WHAT YOU NEED TO DO >> Give only the number of lines in the data that include the string "photo".

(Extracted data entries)
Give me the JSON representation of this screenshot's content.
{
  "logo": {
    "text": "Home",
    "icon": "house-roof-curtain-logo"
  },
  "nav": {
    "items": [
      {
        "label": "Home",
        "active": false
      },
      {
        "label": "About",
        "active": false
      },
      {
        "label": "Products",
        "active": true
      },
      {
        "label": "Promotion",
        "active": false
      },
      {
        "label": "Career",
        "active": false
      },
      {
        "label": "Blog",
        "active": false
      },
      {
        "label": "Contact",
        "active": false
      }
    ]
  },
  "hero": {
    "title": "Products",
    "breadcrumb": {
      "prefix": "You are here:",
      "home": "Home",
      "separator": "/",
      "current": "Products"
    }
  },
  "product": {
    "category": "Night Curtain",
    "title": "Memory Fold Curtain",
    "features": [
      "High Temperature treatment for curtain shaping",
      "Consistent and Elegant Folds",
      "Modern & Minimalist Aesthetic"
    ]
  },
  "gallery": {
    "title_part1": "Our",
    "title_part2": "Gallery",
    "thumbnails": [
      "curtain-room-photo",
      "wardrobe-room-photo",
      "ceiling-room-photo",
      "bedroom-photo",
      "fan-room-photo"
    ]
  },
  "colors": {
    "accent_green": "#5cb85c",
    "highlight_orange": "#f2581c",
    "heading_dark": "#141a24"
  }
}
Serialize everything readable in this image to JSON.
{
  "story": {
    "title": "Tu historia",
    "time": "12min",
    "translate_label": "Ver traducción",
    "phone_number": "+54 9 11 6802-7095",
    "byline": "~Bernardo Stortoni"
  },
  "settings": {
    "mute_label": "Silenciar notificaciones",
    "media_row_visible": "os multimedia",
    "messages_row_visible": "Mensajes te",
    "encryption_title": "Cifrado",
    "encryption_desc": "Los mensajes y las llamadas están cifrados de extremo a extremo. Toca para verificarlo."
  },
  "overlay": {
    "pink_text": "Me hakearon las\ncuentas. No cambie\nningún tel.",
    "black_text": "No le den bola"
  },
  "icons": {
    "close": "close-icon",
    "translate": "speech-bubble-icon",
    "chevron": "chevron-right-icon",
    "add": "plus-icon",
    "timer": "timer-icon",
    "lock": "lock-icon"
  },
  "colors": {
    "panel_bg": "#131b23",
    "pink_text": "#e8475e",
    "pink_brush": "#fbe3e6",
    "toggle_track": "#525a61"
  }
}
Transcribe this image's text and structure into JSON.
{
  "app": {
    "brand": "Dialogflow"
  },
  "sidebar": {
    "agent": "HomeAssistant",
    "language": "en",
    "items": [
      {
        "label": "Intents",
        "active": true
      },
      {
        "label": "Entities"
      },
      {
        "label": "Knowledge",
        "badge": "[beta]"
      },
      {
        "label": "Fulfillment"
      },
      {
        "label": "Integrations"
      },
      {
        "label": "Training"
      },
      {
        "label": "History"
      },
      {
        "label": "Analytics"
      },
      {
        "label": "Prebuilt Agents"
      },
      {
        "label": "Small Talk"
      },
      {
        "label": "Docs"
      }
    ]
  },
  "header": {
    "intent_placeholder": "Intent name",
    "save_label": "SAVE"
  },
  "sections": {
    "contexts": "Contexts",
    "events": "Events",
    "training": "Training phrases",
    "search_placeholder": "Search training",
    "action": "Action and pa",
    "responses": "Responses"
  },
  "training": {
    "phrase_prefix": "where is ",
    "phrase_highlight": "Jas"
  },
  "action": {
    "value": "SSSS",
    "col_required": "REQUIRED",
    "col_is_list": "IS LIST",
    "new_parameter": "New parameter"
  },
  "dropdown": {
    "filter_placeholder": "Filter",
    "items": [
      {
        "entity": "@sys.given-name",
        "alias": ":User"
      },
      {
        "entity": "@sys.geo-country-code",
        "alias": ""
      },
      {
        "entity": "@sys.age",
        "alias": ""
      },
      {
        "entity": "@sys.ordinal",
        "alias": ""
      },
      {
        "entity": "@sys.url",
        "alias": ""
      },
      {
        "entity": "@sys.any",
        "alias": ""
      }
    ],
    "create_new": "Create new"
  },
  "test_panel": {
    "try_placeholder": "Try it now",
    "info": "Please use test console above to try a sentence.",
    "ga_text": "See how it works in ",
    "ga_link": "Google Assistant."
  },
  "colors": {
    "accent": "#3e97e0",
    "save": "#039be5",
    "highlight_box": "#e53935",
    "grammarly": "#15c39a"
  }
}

ANSWER TO THIS PROBLEM >> 5